START Provided data
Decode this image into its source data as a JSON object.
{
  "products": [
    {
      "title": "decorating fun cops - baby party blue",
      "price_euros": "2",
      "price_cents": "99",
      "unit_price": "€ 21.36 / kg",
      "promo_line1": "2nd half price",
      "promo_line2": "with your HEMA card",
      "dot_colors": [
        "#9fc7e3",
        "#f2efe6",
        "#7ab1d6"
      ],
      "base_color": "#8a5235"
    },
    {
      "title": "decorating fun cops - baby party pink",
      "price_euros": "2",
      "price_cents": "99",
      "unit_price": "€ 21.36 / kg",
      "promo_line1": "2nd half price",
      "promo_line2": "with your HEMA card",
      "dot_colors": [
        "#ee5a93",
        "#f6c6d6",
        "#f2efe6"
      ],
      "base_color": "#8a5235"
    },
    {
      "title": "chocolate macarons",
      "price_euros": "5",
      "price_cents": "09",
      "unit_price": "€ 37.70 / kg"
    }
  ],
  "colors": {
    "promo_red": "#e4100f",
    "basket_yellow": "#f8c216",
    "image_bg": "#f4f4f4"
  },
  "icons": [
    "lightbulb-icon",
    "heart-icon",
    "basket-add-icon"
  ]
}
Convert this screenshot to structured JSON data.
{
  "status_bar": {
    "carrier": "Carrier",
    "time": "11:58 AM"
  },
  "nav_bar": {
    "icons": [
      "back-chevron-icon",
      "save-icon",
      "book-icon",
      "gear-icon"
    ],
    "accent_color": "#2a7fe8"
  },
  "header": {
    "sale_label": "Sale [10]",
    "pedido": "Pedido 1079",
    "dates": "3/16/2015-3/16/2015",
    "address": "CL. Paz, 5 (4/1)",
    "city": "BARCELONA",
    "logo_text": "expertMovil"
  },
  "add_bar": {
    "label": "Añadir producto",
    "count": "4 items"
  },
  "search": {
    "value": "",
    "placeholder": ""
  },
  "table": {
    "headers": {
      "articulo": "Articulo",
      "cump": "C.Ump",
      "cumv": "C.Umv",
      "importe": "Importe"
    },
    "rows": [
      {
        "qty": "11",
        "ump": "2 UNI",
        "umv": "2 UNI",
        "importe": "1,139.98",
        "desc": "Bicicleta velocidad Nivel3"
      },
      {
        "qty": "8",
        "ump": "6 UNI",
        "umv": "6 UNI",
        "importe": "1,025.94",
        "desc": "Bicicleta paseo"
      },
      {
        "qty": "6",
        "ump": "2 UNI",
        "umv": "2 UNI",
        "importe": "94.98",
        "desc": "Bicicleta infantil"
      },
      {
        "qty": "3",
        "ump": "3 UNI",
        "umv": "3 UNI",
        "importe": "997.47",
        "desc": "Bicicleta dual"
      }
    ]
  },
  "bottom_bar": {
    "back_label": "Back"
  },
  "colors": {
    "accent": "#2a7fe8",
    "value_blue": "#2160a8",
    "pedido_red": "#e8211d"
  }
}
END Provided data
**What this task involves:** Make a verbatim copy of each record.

**Response:**
Decode this image into its source data as a JSON object.
{
  "products": [
    {
      "title": "decorating fun cops - baby party blue",
      "price_euros": "2",
      "price_cents": "99",
      "unit_price": "€ 21.36 / kg",
      "promo_line1": "2nd half price",
      "promo_line2": "with your HEMA card",
      "dot_colors": [
        "#9fc7e3",
        "#f2efe6",
        "#7ab1d6"
      ],
      "base_color": "#8a5235"
    },
    {
      "title": "decorating fun cops - baby party pink",
      "price_euros": "2",
      "price_cents": "99",
      "unit_price": "€ 21.36 / kg",
      "promo_line1": "2nd half price",
      "promo_line2": "with your HEMA card",
      "dot_colors": [
        "#ee5a93",
        "#f6c6d6",
        "#f2efe6"
      ],
      "base_color": "#8a5235"
    },
    {
      "title": "chocolate macarons",
      "price_euros": "5",
      "price_cents": "09",
      "unit_price": "€ 37.70 / kg"
    }
  ],
  "colors": {
    "promo_red": "#e4100f",
    "basket_yellow": "#f8c216",
    "image_bg": "#f4f4f4"
  },
  "icons": [
    "lightbulb-icon",
    "heart-icon",
    "basket-add-icon"
  ]
}
Convert this screenshot to structured JSON data.
{
  "status_bar": {
    "carrier": "Carrier",
    "time": "11:58 AM"
  },
  "nav_bar": {
    "icons": [
      "back-chevron-icon",
      "save-icon",
      "book-icon",
      "gear-icon"
    ],
    "accent_color": "#2a7fe8"
  },
  "header": {
    "sale_label": "Sale [10]",
    "pedido": "Pedido 1079",
    "dates": "3/16/2015-3/16/2015",
    "address": "CL. Paz, 5 (4/1)",
    "city": "BARCELONA",
    "logo_text": "expertMovil"
  },
  "add_bar": {
    "label": "Añadir producto",
    "count": "4 items"
  },
  "search": {
    "value": "",
    "placeholder": ""
  },
  "table": {
    "headers": {
      "articulo": "Articulo",
      "cump": "C.Ump",
      "cumv": "C.Umv",
      "importe": "Importe"
    },
    "rows": [
      {
        "qty": "11",
        "ump": "2 UNI",
        "umv": "2 UNI",
        "importe": "1,139.98",
        "desc": "Bicicleta velocidad Nivel3"
      },
      {
        "qty": "8",
        "ump": "6 UNI",
        "umv": "6 UNI",
        "importe": "1,025.94",
        "desc": "Bicicleta paseo"
      },
      {
        "qty": "6",
        "ump": "2 UNI",
        "umv": "2 UNI",
        "importe": "94.98",
        "desc": "Bicicleta infantil"
      },
      {
        "qty": "3",
        "ump": "3 UNI",
        "umv": "3 UNI",
        "importe": "997.47",
        "desc": "Bicicleta dual"
      }
    ]
  },
  "bottom_bar": {
    "back_label": "Back"
  },
  "colors": {
    "accent": "#2a7fe8",
    "value_blue": "#2160a8",
    "pedido_red": "#e8211d"
  }
}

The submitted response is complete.